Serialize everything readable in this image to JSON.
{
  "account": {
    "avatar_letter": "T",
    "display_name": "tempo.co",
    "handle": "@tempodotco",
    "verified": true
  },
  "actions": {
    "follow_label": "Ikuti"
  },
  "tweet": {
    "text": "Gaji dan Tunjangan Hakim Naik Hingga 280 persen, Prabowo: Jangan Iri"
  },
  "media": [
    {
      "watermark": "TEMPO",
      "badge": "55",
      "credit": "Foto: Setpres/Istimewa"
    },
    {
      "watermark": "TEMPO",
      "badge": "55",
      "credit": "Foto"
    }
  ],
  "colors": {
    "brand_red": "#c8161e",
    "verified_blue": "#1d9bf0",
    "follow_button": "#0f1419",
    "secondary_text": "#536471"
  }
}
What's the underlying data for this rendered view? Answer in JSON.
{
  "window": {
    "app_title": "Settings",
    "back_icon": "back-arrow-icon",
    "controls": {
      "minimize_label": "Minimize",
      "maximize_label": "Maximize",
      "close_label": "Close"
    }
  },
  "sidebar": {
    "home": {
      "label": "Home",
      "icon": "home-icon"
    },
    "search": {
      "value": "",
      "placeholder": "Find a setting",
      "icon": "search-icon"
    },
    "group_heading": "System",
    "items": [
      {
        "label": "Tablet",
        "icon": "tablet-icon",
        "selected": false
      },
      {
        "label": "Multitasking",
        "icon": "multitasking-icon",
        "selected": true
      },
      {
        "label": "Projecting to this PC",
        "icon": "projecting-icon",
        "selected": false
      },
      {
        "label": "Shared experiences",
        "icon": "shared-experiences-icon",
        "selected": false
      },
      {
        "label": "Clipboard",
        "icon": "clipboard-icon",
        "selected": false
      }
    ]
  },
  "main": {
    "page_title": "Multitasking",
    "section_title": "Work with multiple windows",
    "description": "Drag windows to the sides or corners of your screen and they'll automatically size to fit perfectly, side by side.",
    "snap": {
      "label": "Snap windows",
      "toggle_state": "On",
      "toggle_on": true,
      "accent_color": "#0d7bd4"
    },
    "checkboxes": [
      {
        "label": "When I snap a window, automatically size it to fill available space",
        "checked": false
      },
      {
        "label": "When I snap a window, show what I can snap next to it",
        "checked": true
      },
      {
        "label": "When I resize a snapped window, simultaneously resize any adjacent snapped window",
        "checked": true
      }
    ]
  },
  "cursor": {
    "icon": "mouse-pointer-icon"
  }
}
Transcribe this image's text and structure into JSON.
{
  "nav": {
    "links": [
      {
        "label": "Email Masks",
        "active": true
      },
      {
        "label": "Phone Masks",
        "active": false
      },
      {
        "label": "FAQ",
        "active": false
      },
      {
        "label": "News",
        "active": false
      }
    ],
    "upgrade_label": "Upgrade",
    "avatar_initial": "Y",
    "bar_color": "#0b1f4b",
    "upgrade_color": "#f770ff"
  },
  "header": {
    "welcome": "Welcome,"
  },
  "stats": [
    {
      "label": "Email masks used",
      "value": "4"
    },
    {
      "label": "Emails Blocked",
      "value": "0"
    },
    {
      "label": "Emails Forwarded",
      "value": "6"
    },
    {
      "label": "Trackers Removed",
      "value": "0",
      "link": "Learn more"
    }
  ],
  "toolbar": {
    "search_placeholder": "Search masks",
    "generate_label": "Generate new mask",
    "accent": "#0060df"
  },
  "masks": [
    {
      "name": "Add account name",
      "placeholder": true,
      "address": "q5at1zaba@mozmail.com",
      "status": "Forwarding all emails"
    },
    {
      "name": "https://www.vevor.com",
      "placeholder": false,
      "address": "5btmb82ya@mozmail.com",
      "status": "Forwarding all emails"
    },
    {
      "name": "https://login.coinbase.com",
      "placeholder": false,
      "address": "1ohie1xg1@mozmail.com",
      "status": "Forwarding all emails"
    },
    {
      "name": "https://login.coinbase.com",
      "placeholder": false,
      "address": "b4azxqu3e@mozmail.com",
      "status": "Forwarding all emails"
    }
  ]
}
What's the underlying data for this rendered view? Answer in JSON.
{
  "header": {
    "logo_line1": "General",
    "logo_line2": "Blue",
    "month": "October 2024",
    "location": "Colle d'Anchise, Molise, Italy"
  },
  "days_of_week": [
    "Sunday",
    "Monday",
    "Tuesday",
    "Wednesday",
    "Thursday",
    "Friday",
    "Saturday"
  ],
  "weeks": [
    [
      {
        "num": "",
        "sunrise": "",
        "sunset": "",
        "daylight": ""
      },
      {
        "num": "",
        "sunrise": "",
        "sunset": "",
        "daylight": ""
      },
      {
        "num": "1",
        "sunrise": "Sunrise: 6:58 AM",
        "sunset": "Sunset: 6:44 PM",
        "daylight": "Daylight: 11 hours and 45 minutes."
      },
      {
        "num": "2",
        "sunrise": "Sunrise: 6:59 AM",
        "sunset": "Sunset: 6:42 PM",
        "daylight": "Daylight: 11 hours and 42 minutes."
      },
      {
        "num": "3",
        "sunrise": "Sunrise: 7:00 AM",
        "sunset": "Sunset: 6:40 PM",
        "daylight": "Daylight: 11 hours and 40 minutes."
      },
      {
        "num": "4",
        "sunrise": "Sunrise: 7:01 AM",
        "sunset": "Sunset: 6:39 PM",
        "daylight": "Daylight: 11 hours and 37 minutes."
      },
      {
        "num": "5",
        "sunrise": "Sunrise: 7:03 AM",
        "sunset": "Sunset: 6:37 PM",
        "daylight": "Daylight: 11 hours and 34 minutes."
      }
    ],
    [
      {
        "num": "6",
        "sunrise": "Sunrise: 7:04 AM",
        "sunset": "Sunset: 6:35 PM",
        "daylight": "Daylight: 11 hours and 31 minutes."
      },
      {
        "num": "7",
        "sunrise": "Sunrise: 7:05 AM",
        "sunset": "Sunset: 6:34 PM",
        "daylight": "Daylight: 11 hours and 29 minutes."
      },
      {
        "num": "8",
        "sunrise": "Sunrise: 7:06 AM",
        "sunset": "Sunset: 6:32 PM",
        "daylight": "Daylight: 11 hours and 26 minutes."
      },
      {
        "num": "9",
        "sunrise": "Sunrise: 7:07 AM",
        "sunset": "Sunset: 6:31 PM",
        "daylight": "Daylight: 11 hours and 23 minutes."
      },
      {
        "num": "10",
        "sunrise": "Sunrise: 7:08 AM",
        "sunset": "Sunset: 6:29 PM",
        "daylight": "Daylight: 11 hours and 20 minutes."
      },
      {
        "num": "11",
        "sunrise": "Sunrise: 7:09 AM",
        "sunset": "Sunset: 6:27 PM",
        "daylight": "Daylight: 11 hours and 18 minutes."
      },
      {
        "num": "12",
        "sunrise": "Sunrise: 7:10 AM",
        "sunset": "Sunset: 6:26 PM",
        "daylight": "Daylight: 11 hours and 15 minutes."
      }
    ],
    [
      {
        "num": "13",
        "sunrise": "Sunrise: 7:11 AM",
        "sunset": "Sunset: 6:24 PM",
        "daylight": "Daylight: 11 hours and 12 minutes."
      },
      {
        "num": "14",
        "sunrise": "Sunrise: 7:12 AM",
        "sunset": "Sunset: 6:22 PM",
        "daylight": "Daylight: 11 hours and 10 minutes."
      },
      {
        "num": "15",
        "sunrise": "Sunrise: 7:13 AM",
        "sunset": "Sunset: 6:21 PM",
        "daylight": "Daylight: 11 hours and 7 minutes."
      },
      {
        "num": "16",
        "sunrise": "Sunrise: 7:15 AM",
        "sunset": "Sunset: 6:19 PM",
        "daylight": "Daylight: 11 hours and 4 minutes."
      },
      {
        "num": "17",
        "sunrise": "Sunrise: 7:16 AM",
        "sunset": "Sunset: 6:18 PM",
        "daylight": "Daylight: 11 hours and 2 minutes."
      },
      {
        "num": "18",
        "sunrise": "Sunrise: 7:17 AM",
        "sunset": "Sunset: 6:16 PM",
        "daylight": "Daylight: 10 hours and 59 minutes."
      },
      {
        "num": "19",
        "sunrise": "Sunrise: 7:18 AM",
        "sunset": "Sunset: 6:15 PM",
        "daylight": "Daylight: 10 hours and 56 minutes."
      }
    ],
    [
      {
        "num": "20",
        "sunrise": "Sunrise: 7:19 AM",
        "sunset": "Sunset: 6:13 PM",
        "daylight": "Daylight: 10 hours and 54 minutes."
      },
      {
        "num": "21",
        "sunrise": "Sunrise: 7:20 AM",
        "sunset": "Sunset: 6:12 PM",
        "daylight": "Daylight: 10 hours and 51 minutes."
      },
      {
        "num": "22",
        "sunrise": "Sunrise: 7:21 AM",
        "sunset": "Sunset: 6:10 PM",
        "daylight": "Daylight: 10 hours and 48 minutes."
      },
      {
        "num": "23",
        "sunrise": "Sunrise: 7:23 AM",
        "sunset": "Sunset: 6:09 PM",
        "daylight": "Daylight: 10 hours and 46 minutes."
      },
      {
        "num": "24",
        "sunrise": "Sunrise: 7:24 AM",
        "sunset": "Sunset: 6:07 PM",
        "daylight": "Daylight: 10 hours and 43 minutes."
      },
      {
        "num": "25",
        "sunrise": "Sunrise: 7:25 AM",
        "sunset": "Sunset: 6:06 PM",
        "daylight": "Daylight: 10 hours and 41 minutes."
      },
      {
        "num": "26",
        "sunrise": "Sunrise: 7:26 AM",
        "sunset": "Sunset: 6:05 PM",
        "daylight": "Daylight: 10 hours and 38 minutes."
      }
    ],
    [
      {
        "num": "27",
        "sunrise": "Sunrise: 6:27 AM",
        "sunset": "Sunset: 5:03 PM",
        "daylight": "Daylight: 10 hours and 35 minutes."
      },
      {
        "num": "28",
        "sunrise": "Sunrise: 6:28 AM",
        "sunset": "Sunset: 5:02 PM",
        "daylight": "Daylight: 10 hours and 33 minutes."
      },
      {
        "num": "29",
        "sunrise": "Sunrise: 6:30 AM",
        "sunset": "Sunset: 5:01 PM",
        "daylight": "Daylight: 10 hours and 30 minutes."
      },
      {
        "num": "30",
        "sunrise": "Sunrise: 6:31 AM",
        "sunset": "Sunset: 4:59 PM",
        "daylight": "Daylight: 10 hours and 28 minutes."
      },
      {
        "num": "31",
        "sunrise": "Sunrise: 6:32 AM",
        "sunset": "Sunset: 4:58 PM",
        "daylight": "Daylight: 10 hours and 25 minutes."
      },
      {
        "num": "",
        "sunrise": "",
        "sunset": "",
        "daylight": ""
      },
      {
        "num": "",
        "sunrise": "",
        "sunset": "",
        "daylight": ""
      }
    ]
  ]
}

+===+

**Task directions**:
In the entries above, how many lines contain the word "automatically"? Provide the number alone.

**Response**:
2